DTP will now work on the final design for the project. It expects to begin early construction work such as site-clearing and utility relocation along the East Corridor in the coming months. The East Corridor is scheduled for completion in January 2016.
“It is gratifying that the success of our public-private partnership has been watched with great interest by transportation and finance entities all over the world,” said Phil Washington, RTD general manager.
Fairport, N.Y.-based RailComm said Thursday it has been contracted by HNTB and Kiewit-Western to provide the design and materials for an expansive Yard Automation System for Amtrak’s Chicago Union Station.
RailComm will design its system to meet the challenging requirements present within the existing rail infrastructure, which includes tight clearances. The automation system will be commanded by RailComm’s DOC® (Domain Operations Controller) server-based central control platform. The system operator will be in control of more than 100 GETS Hydra-Switches, plus dozens of power derail devices, blue flag indicators, switch heater locations, and two diesel generators.

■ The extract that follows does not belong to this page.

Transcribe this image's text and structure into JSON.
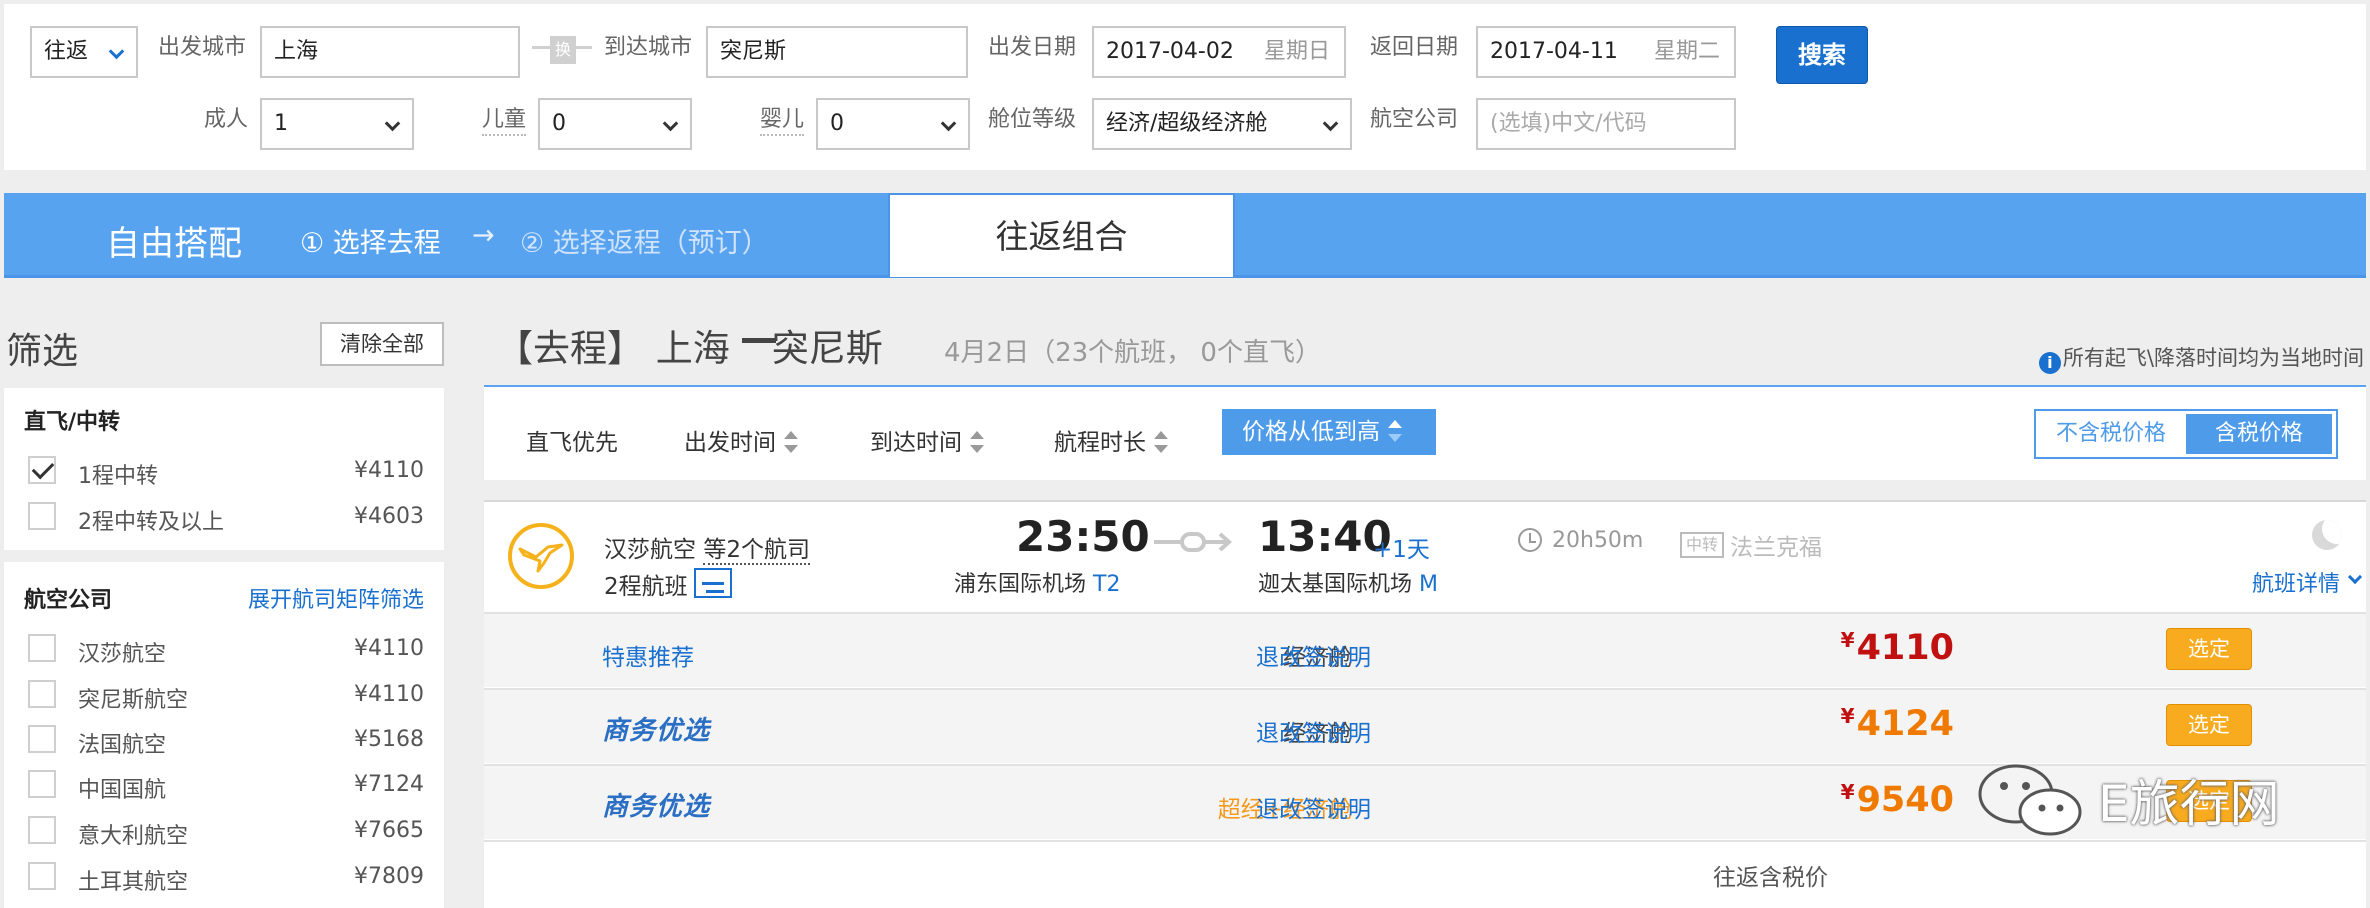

Additionally, the system will utilize RailComm’s RADiANT™ data radios to communicate between the office system and the network ofcontrolled devices. Amtrak personnel will operate the automation system from two tower locations, and the system is planned to be operational before year-end.